A Randomised Controlled Trial Study of the Effects of a Digital Divorce Platform on Mental and Physical Health
Research output: Contribution to journal › Journal article › Research › peer-review
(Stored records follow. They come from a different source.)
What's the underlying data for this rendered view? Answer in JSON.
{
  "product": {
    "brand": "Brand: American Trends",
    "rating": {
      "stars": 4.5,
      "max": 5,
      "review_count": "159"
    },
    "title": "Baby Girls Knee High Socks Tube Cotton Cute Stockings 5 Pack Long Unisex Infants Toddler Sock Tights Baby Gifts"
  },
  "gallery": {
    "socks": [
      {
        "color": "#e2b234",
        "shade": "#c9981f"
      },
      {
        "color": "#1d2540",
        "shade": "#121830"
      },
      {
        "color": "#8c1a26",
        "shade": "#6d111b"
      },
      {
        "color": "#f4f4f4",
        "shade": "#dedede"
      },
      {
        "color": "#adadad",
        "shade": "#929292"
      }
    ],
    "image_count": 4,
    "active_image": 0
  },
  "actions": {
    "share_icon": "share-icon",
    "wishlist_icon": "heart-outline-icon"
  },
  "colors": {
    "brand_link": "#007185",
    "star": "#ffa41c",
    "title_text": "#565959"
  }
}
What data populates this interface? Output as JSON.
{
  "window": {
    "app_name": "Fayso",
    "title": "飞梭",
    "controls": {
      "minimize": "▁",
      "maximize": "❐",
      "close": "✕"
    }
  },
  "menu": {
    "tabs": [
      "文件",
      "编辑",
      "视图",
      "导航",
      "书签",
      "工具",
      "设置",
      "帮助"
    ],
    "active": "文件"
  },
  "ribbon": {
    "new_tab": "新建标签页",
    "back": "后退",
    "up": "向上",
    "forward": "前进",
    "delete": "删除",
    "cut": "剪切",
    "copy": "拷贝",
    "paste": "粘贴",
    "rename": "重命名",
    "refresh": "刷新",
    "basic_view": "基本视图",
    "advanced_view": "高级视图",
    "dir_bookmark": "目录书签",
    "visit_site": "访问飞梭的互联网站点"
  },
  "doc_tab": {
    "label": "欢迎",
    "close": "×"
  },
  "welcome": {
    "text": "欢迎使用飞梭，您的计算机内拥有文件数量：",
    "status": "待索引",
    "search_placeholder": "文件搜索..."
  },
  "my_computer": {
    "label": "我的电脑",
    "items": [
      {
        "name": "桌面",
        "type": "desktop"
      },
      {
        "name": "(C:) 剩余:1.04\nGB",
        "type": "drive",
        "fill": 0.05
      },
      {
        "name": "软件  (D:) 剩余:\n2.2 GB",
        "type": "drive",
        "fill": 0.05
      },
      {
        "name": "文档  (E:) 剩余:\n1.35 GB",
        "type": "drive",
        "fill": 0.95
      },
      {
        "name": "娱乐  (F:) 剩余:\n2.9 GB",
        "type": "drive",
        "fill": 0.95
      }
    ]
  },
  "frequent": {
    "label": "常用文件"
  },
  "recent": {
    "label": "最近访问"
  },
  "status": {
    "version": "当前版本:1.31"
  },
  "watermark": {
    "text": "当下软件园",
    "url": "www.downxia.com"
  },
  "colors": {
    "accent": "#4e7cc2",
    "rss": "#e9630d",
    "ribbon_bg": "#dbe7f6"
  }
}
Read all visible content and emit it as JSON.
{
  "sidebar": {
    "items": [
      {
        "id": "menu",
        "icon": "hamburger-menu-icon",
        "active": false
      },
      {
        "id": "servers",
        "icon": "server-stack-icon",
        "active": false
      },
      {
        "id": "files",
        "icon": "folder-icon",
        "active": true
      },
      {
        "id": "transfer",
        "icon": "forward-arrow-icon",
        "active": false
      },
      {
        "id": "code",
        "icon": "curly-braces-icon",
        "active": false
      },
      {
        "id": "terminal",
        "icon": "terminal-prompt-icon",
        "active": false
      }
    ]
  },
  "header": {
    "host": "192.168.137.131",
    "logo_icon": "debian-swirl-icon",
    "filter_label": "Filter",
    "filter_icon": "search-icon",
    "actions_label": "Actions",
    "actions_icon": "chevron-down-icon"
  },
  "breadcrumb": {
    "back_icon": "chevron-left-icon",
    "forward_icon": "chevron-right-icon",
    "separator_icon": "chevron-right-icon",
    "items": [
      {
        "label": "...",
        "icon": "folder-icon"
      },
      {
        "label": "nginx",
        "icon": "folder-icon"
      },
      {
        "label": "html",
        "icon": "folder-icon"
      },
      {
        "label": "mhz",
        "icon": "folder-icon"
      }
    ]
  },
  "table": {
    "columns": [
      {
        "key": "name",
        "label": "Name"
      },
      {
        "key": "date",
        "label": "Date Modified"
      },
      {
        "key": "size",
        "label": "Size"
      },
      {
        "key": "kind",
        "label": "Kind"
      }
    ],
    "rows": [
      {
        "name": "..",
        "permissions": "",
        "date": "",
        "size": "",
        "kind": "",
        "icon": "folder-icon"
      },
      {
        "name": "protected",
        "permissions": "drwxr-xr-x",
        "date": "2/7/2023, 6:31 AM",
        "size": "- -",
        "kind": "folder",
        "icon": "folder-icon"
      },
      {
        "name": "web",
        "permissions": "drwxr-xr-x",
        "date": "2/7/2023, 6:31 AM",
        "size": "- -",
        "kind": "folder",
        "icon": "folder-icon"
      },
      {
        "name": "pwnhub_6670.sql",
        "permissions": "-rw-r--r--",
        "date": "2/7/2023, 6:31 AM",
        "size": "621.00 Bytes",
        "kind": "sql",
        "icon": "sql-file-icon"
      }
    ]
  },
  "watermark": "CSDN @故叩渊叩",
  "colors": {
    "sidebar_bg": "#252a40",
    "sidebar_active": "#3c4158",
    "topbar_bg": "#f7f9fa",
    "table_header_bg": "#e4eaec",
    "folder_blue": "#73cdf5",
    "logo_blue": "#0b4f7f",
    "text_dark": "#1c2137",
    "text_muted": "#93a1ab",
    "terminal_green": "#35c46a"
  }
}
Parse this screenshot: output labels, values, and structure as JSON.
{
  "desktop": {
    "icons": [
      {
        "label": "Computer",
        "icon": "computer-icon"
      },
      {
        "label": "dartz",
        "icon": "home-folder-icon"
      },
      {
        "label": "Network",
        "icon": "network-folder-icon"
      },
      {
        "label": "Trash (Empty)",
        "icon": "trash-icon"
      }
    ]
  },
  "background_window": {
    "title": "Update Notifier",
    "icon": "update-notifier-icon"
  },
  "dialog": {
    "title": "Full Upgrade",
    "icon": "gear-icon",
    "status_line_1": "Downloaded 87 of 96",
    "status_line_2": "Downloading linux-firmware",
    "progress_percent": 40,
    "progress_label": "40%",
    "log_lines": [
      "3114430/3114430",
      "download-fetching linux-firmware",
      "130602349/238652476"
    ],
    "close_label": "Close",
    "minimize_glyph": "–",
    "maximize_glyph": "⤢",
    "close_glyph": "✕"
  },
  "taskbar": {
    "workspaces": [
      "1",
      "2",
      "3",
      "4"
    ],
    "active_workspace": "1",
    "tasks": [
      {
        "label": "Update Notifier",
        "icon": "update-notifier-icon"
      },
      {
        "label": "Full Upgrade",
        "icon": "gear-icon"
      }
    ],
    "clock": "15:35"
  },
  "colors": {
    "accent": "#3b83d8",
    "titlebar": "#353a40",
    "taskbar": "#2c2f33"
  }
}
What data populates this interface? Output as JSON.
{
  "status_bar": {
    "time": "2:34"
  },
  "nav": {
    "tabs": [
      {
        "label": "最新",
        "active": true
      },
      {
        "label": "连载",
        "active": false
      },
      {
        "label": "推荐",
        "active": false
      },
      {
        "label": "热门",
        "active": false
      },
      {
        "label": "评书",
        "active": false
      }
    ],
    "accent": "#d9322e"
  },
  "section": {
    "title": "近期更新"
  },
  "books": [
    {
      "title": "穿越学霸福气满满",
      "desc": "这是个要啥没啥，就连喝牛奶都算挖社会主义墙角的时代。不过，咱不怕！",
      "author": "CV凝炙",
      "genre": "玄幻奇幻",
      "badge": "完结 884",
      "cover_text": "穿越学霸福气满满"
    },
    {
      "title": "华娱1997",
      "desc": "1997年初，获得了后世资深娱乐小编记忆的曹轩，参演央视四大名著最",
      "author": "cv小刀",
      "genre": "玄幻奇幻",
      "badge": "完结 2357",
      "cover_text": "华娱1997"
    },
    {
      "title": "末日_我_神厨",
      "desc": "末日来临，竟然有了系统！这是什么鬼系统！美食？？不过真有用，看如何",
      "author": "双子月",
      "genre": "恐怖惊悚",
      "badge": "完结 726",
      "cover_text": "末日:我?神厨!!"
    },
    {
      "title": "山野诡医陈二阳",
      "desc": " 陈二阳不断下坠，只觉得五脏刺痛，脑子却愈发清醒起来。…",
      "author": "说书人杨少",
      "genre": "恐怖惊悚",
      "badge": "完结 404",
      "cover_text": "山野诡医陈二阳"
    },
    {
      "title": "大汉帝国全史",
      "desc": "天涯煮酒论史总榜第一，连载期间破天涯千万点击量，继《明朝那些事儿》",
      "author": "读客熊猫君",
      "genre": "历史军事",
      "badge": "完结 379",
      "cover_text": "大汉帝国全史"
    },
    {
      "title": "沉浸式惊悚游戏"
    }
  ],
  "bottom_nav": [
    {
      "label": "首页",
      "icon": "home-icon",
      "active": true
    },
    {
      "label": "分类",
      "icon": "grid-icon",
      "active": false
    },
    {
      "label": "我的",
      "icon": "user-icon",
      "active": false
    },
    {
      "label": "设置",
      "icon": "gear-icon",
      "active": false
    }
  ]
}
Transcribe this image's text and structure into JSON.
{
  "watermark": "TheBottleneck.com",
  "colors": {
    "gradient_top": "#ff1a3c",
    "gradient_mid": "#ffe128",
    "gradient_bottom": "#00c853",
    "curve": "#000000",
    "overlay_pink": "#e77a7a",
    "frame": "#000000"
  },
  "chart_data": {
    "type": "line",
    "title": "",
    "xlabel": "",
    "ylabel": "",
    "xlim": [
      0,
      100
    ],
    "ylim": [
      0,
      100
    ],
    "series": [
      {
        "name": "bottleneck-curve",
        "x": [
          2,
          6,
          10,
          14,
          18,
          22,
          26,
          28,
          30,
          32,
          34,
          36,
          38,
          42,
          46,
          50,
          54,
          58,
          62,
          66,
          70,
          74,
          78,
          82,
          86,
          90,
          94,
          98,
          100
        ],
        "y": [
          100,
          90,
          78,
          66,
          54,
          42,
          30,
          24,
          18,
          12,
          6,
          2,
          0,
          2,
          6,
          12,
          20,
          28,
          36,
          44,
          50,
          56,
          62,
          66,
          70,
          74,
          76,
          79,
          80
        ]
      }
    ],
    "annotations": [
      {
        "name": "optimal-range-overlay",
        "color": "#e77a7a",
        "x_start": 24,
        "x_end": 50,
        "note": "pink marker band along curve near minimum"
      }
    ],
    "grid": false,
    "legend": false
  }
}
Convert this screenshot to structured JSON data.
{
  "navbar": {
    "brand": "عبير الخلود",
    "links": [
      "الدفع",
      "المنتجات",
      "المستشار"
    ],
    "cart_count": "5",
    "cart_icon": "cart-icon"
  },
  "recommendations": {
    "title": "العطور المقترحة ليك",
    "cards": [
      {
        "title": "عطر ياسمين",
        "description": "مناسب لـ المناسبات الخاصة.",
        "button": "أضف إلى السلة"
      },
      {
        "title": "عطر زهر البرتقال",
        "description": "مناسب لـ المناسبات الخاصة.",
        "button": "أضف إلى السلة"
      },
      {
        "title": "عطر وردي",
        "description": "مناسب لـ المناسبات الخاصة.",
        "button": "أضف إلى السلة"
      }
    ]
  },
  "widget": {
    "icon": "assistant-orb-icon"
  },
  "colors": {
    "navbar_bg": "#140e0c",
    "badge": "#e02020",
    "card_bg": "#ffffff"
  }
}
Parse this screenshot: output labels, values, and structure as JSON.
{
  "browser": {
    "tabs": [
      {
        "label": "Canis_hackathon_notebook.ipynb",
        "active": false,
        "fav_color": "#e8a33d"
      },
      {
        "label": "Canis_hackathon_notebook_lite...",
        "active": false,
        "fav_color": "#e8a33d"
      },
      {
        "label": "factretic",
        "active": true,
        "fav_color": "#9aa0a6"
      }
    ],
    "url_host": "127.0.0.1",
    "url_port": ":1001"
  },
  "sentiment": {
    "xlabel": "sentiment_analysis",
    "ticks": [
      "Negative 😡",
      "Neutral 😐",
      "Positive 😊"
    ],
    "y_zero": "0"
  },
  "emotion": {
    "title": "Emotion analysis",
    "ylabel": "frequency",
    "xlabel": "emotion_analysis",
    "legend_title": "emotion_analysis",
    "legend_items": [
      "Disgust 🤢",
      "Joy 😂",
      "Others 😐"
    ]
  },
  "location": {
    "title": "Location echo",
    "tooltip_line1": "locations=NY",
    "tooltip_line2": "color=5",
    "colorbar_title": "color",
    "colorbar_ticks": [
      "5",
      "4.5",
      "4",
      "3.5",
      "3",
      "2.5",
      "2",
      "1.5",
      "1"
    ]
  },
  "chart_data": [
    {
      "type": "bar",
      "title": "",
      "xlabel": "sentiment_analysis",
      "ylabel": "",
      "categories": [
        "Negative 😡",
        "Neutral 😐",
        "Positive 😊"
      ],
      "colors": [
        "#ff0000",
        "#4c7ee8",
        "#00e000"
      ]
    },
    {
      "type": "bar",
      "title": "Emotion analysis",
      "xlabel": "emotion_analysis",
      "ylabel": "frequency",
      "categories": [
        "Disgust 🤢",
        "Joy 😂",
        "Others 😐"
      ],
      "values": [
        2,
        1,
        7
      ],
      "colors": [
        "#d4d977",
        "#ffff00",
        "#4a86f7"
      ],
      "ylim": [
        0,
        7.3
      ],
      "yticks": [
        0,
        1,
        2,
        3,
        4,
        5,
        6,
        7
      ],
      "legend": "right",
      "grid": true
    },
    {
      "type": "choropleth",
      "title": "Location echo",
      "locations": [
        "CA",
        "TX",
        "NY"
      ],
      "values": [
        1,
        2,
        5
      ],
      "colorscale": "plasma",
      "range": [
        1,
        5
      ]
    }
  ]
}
Background: Two decades of divorce research has consistently documented adverse mental and physical health effects of divorce. Responding to calls for evidence-based online divorce interventions, this study tests effects of the “Cooperation after Divorce” (CAD) digital intervention platform on divorcees’ mental and physical health. Methods: Randomised control trial 12-month longitudinal study using a sample of 1,856 newly divorced Danes. Mental and physical health were measured using the SF-36 at baseline and 3, 6, and 12 months from baseline. Intervention effects were investigated using linear mixed effect models and Cohen's (d) for effect sizes. Results: The study found significant treatment effects of the CAD intervention on mental and physical health. These effects were evident across all eight health domains constituting the mental and physical health components. The study also found that the intervention group had significantly better mental health than the control group at subsequent 6- and 12-month assessments from baseline while for physical health, the intervention group had significantly better physical health at the 6-month assessment from baseline only. Conclusion: The results indicate that digital solutions allowing for individually tailored user experiences may hold great potential in reducing well-known adverse health effects of divorce. Practitioner's points: The study finds highly significant treatment effects of the “CAD” digital divorce intervention on mental and physical health indicating that online interventions may be successfully integrated into help offered to divorcees post-divorce.
|Journal||Applied Psychology: Health and Well-Being|
|Number of pages||18|
|Publication status||Published - 2020|
- digital, divorce, divorce intervention, mental health, physical health, RCT